Work to complete - Copy each line of the following data that contains "glyph".

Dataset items
- Opening Delimiter -

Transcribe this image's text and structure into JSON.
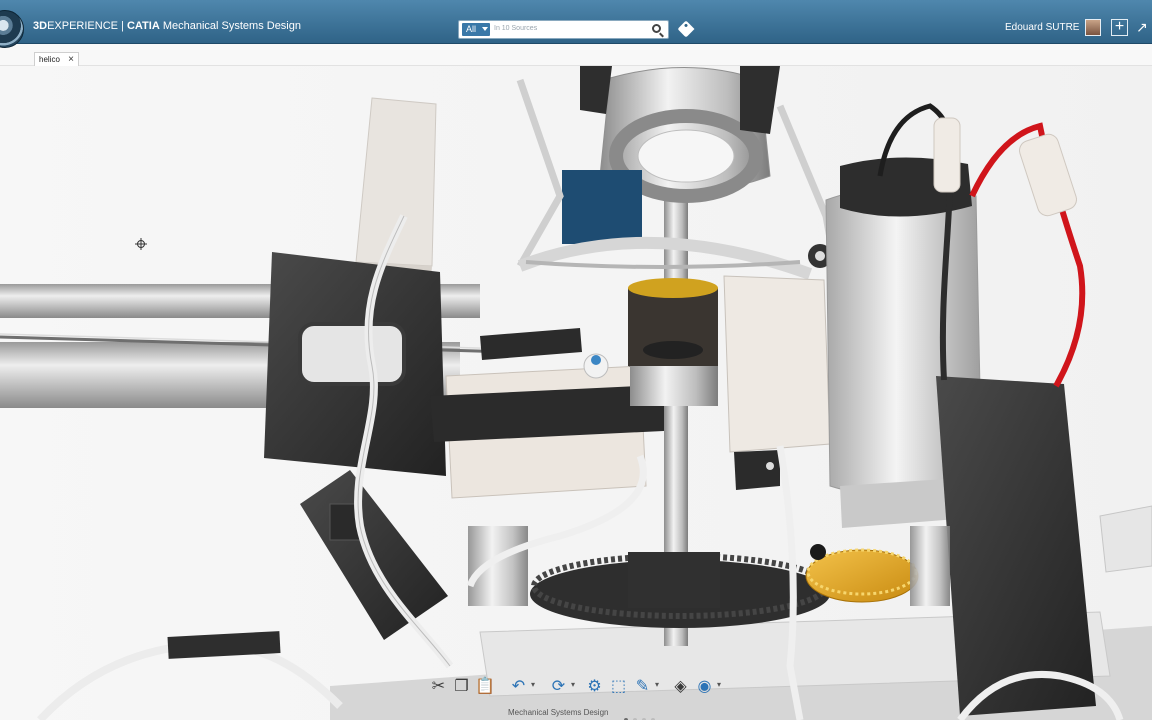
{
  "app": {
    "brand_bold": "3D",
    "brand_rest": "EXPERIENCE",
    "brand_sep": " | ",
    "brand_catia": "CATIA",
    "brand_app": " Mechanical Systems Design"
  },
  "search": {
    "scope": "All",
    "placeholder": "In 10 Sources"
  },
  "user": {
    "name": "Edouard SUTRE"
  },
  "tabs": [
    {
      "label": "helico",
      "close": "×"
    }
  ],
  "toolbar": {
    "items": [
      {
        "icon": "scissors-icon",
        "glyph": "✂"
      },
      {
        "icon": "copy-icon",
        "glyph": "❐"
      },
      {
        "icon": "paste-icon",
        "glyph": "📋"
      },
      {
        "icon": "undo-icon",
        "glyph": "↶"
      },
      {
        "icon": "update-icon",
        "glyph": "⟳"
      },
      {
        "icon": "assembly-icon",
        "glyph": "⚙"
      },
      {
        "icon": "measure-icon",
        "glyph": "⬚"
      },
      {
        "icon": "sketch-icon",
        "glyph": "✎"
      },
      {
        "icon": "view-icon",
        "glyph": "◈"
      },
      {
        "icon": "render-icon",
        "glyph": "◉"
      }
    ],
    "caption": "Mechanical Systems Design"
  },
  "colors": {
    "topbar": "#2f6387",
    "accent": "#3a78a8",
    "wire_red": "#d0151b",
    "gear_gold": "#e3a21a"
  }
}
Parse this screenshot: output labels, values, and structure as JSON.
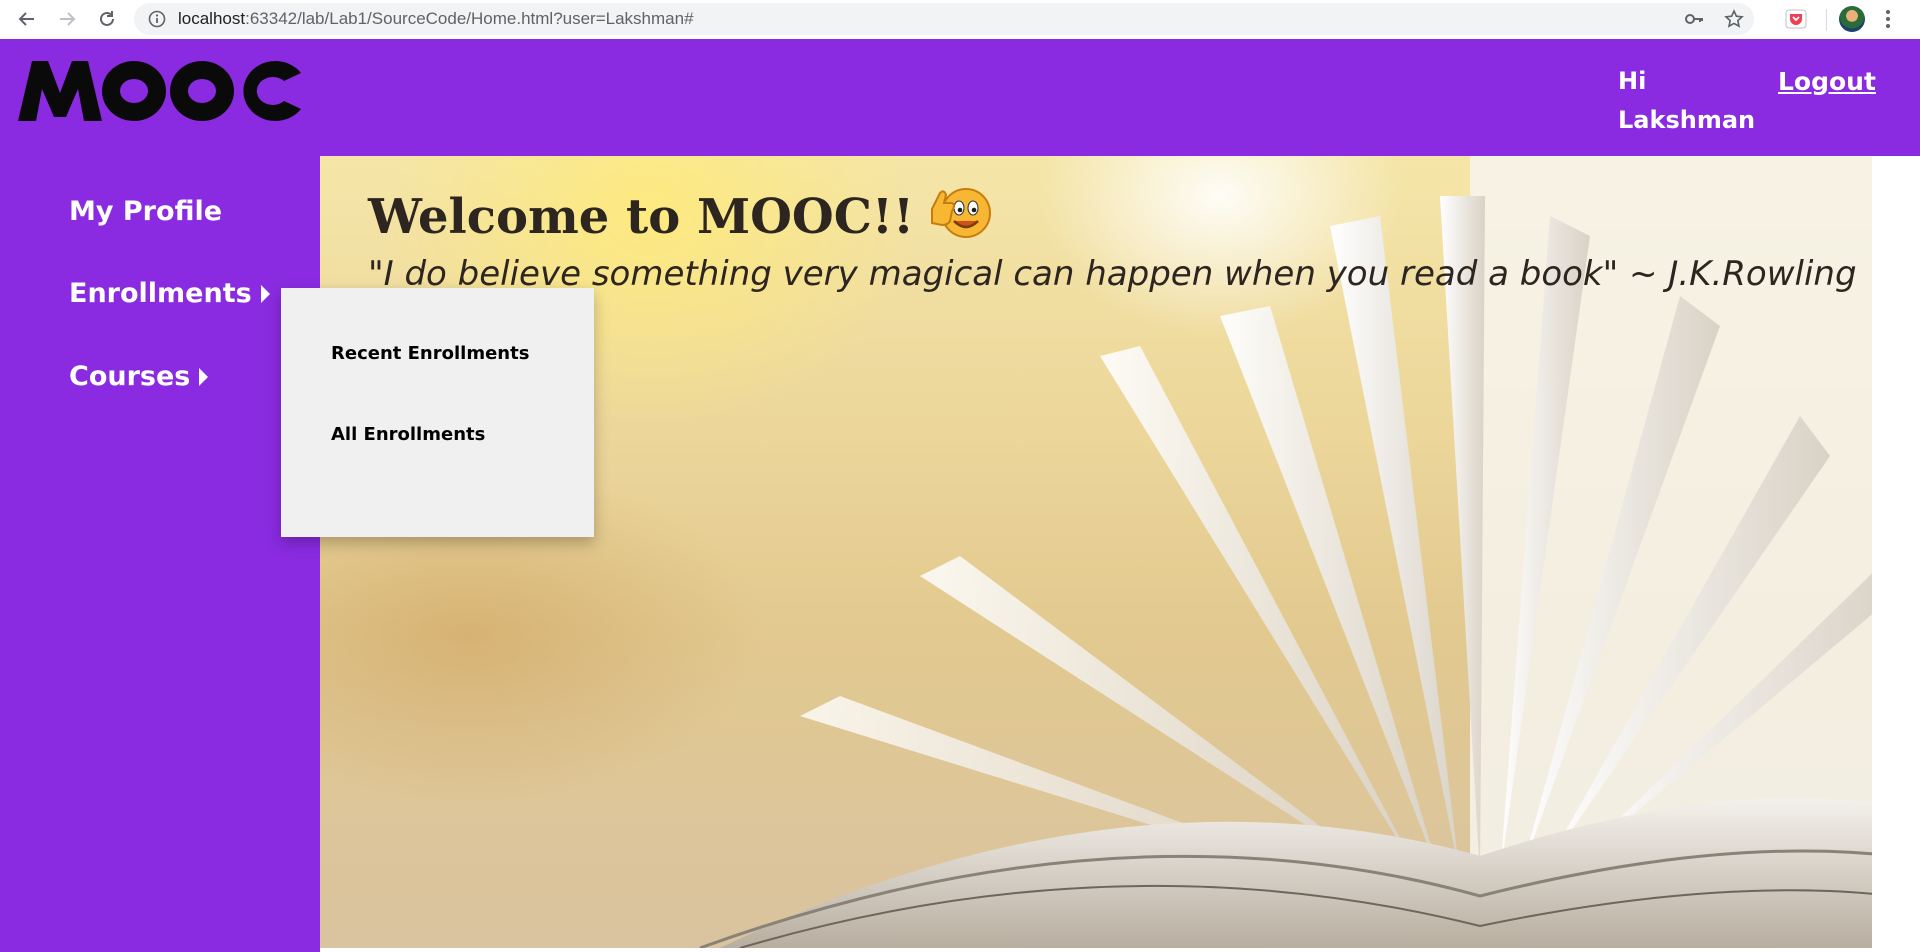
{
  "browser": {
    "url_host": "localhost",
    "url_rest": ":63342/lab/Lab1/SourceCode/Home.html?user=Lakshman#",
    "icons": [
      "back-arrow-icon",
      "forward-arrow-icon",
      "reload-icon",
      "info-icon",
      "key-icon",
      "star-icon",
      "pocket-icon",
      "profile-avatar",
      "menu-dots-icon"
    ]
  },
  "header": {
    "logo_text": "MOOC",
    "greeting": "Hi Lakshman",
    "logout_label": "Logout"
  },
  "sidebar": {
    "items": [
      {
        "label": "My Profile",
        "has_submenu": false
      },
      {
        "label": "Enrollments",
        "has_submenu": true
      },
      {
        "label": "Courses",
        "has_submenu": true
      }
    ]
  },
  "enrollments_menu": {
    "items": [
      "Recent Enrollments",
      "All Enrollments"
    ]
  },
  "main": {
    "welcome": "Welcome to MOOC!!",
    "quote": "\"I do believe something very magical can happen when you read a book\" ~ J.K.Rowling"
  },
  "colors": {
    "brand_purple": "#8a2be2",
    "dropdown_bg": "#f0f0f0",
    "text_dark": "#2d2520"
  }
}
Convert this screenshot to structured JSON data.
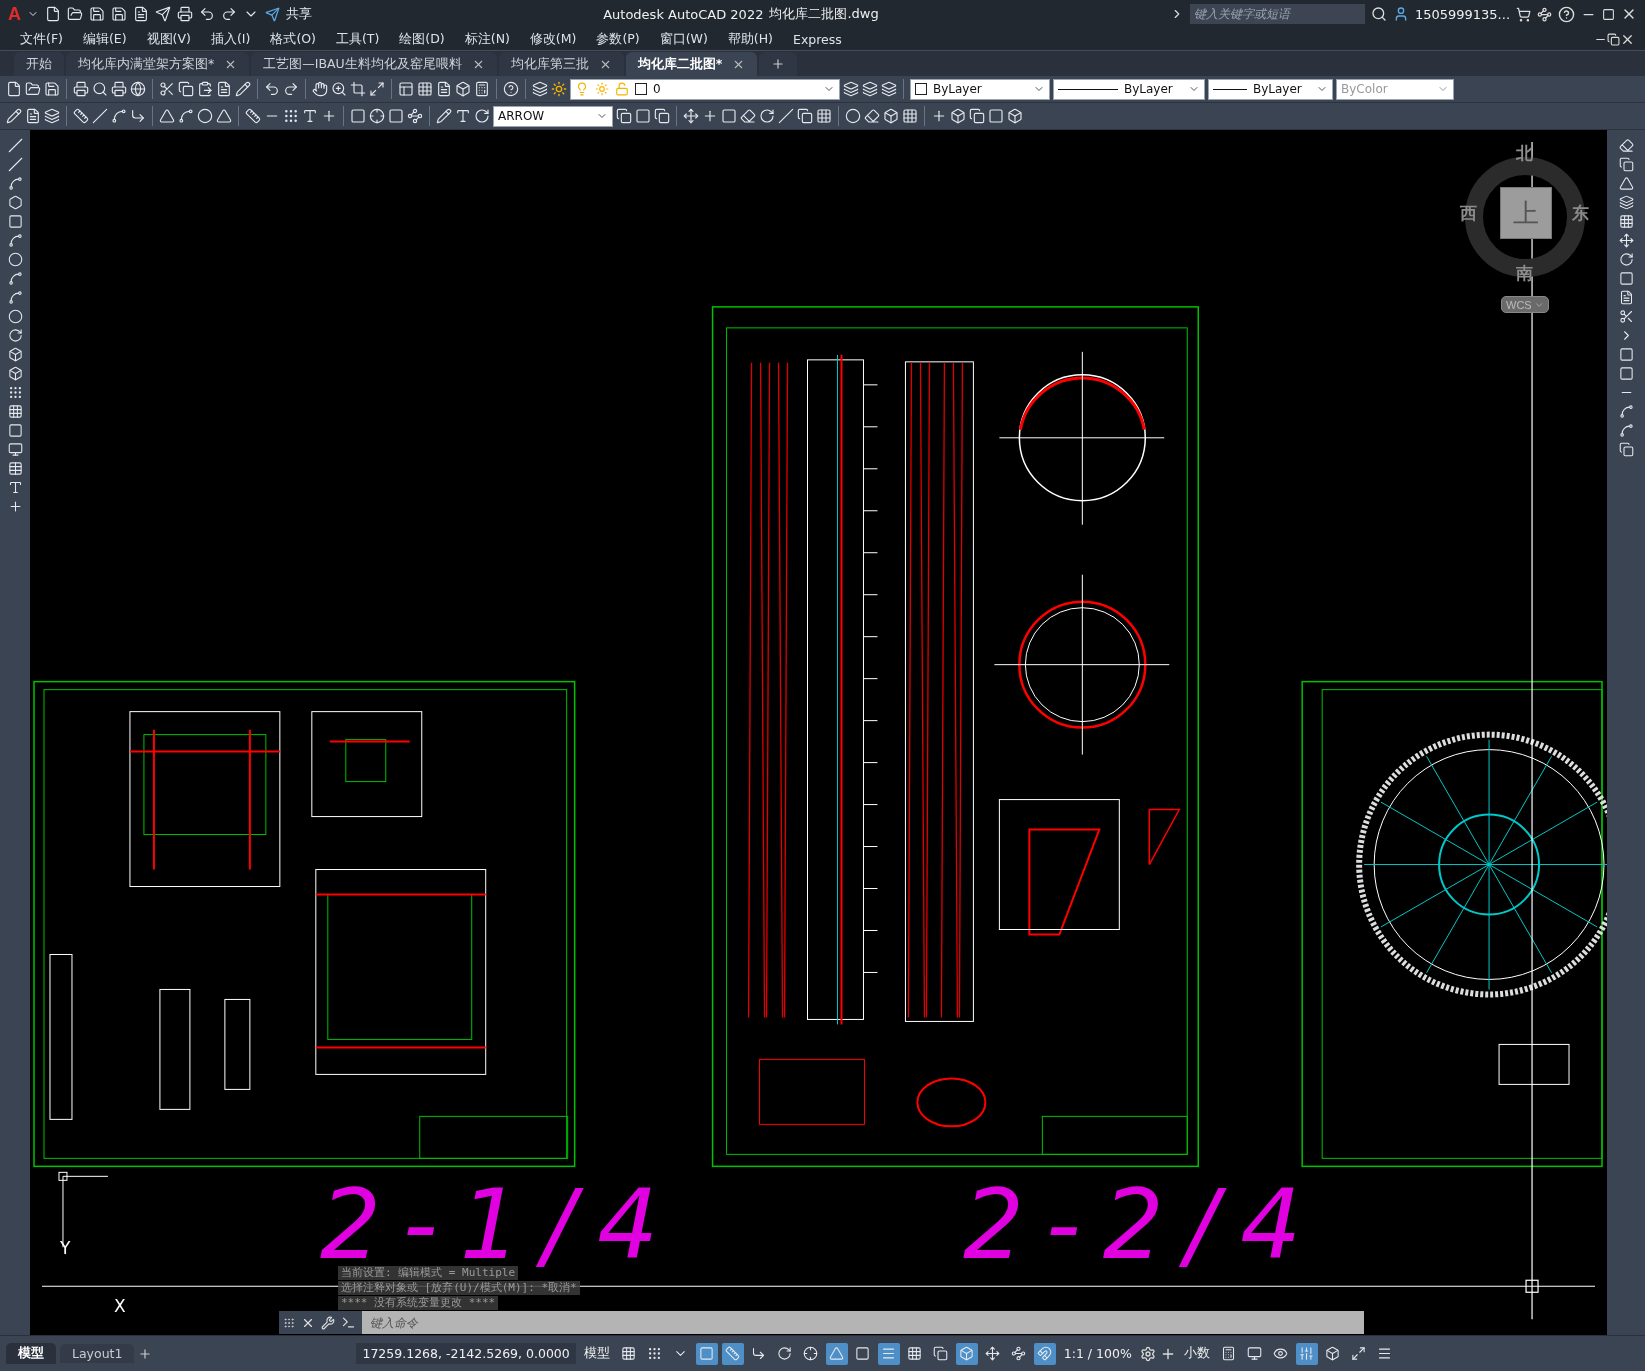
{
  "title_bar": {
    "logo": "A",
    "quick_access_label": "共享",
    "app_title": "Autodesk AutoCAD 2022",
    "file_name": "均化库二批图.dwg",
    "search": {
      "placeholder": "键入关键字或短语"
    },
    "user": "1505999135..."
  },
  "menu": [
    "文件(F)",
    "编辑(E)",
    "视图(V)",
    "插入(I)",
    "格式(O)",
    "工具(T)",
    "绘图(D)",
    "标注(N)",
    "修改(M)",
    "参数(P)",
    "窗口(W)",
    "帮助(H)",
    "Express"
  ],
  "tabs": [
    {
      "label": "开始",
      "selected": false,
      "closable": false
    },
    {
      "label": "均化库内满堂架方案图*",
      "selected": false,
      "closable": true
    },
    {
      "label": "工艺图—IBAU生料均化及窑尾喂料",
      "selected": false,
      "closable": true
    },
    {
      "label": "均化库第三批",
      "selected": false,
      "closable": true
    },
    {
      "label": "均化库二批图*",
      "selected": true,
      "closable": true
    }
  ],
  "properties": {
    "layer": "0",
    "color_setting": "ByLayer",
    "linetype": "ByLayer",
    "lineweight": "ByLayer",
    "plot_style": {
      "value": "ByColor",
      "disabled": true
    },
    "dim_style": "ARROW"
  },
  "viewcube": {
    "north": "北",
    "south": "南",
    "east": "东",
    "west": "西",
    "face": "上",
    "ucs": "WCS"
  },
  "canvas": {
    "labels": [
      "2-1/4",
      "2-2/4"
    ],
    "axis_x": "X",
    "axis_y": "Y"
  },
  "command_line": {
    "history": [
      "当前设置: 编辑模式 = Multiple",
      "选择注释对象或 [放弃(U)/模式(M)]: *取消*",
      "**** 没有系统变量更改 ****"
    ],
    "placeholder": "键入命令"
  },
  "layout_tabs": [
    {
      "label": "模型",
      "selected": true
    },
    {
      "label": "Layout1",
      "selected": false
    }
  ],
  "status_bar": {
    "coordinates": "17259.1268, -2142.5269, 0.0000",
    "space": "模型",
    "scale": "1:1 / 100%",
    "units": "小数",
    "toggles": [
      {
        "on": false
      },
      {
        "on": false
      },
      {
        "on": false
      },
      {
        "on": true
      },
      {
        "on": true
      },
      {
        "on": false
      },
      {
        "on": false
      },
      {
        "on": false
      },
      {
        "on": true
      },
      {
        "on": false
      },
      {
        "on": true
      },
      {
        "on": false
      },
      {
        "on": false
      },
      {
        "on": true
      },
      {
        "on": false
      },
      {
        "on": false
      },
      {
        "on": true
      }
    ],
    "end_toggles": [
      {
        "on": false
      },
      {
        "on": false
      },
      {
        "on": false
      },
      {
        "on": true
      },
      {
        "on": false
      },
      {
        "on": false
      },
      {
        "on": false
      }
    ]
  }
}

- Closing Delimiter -

Expected output -
        "glyph": "✂"
        "glyph": "❐"
        "glyph": "📋"
        "glyph": "↶"
        "glyph": "⟳"
        "glyph": "⚙"
        "glyph": "⬚"
        "glyph": "✎"
        "glyph": "◈"
        "glyph": "◉"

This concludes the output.